-- Input data follows --

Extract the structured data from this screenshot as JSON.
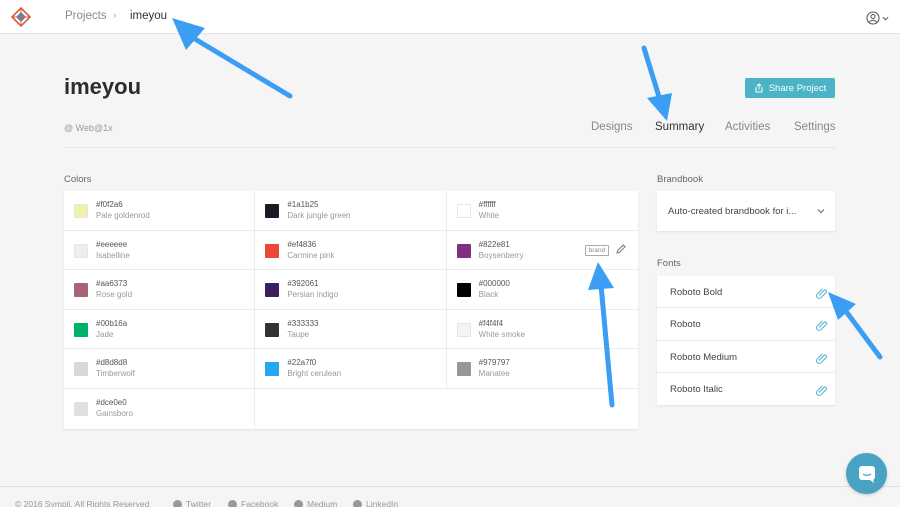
{
  "breadcrumb": {
    "projects": "Projects",
    "separator": "›",
    "current": "imeyou"
  },
  "project": {
    "title": "imeyou",
    "platform": "@ Web@1x",
    "share_label": "Share Project"
  },
  "tabs": [
    {
      "label": "Designs",
      "active": false
    },
    {
      "label": "Summary",
      "active": true
    },
    {
      "label": "Activities",
      "active": false
    },
    {
      "label": "Settings",
      "active": false
    }
  ],
  "colors": {
    "label": "Colors",
    "items": [
      {
        "hex": "#f0f2a6",
        "name": "Pale goldenrod"
      },
      {
        "hex": "#1a1b25",
        "name": "Dark jungle green"
      },
      {
        "hex": "#ffffff",
        "name": "White"
      },
      {
        "hex": "#eeeeee",
        "name": "Isabelline"
      },
      {
        "hex": "#ef4836",
        "name": "Carmine pink"
      },
      {
        "hex": "#822e81",
        "name": "Boysenberry",
        "tag": "brand"
      },
      {
        "hex": "#aa6373",
        "name": "Rose gold"
      },
      {
        "hex": "#392061",
        "name": "Persian indigo"
      },
      {
        "hex": "#000000",
        "name": "Black"
      },
      {
        "hex": "#00b16a",
        "name": "Jade"
      },
      {
        "hex": "#333333",
        "name": "Taupe"
      },
      {
        "hex": "#f4f4f4",
        "name": "White smoke"
      },
      {
        "hex": "#d8d8d8",
        "name": "Timberwolf"
      },
      {
        "hex": "#22a7f0",
        "name": "Bright cerulean"
      },
      {
        "hex": "#979797",
        "name": "Manatee"
      },
      {
        "hex": "#dce0e0",
        "name": "Gainsboro"
      }
    ]
  },
  "brandbook": {
    "label": "Brandbook",
    "value": "Auto-created brandbook for i..."
  },
  "fonts": {
    "label": "Fonts",
    "items": [
      "Roboto Bold",
      "Roboto",
      "Roboto Medium",
      "Roboto Italic"
    ]
  },
  "footer": {
    "copyright": "© 2016 Sympli. All Rights Reserved",
    "links": [
      "Twitter",
      "Facebook",
      "Medium",
      "LinkedIn"
    ]
  },
  "theme": {
    "accent": "#4ab3c6",
    "arrow": "#3b9ef2",
    "chat": "#4aa2c3"
  }
}
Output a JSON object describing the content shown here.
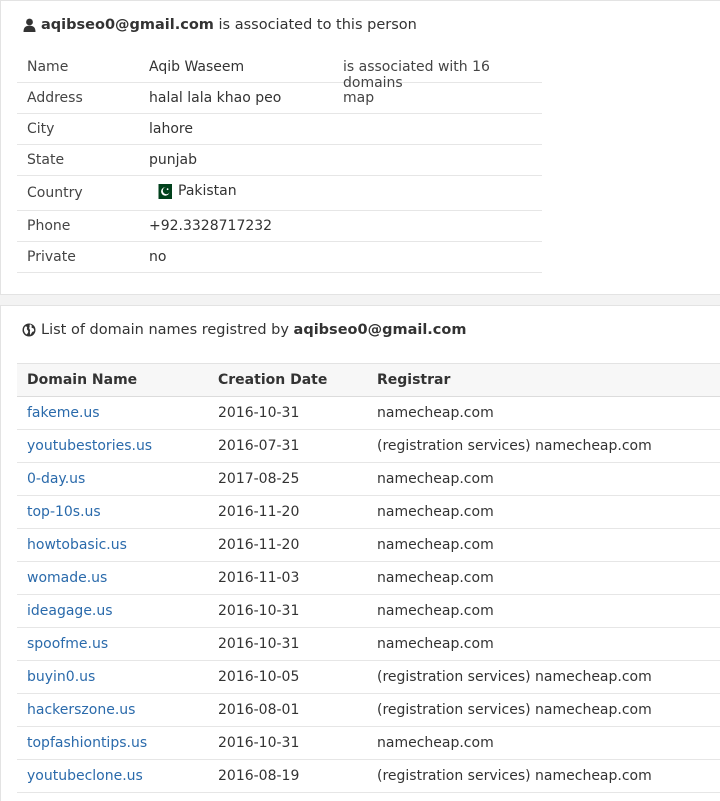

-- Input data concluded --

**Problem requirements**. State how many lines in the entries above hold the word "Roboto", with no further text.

**Task answer**. 4